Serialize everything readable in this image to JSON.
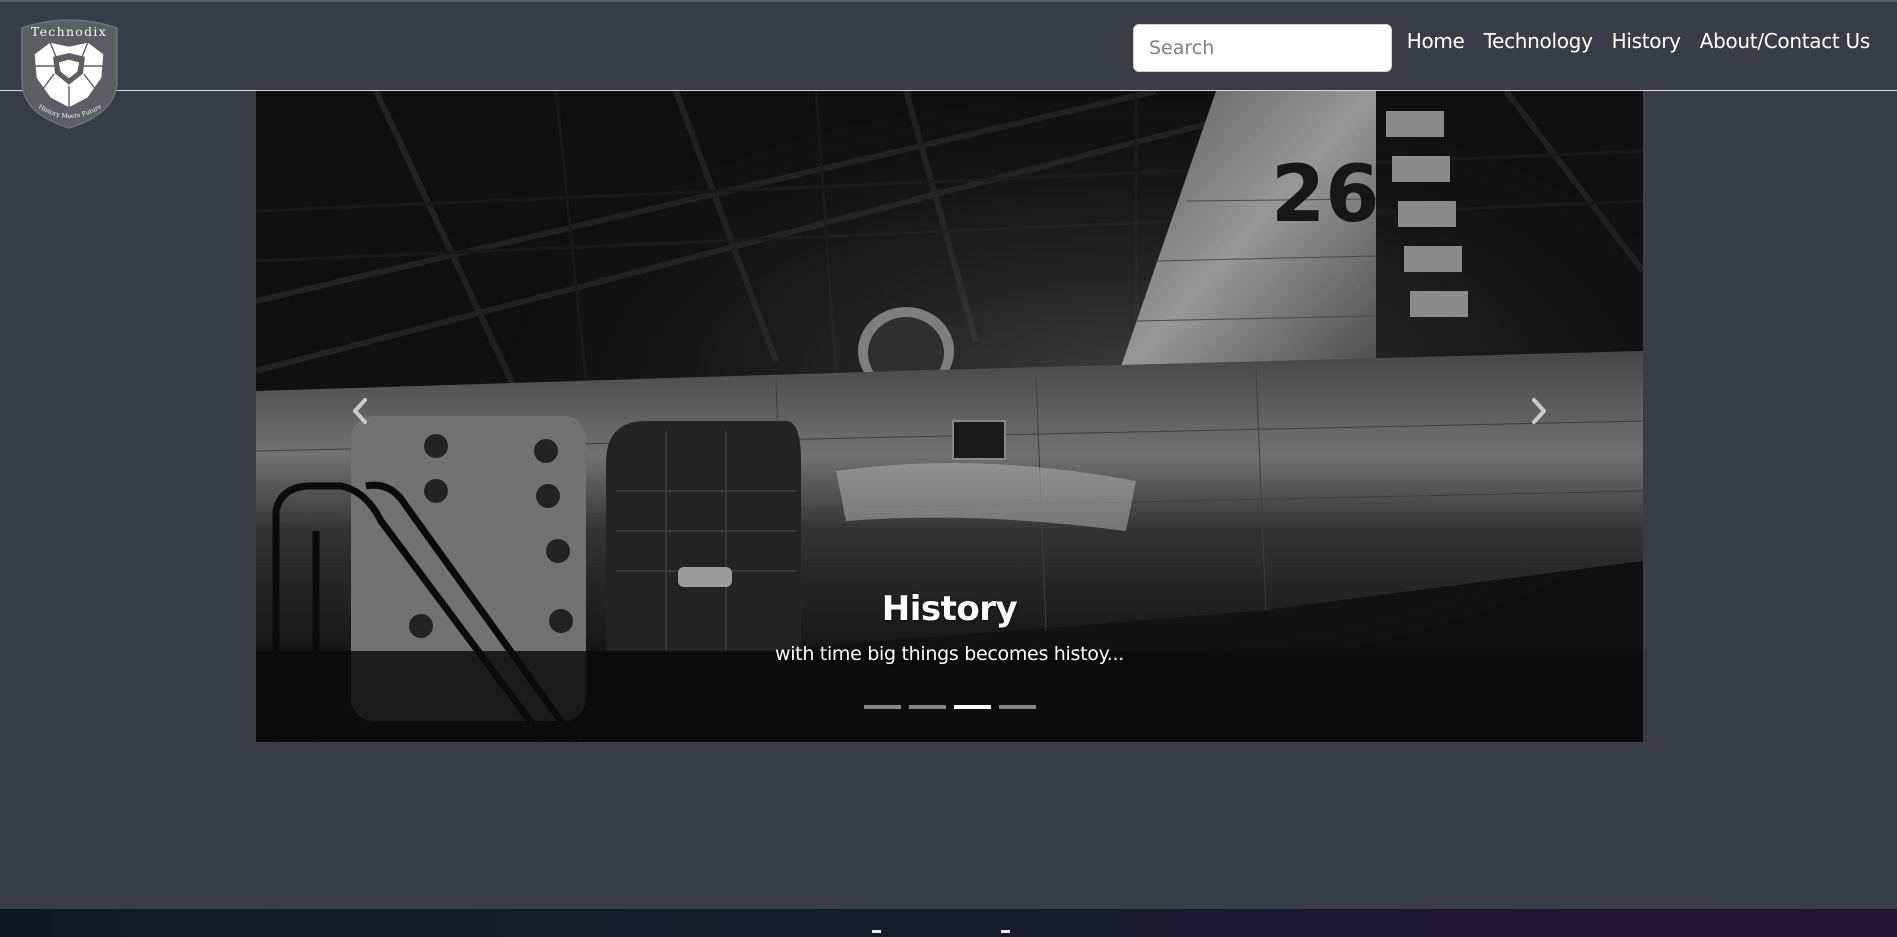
{
  "brand": {
    "name": "Technodix",
    "tagline": "History Meets Future"
  },
  "search": {
    "placeholder": "Search"
  },
  "nav": {
    "items": [
      "Home",
      "Technology",
      "History",
      "About/Contact Us"
    ]
  },
  "carousel": {
    "active_index": 2,
    "slide_count": 4,
    "caption_title": "History",
    "caption_text": "with time big things becomes histoy...",
    "image_subject": "vintage aircraft fuselage in hangar",
    "image_marking": "26"
  },
  "colors": {
    "page_background": "#373c45",
    "text": "#ffffff"
  }
}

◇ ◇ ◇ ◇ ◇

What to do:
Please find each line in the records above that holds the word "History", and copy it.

Result below:
    "tagline": "History Meets Future"
      "History",
    "caption_title": "History",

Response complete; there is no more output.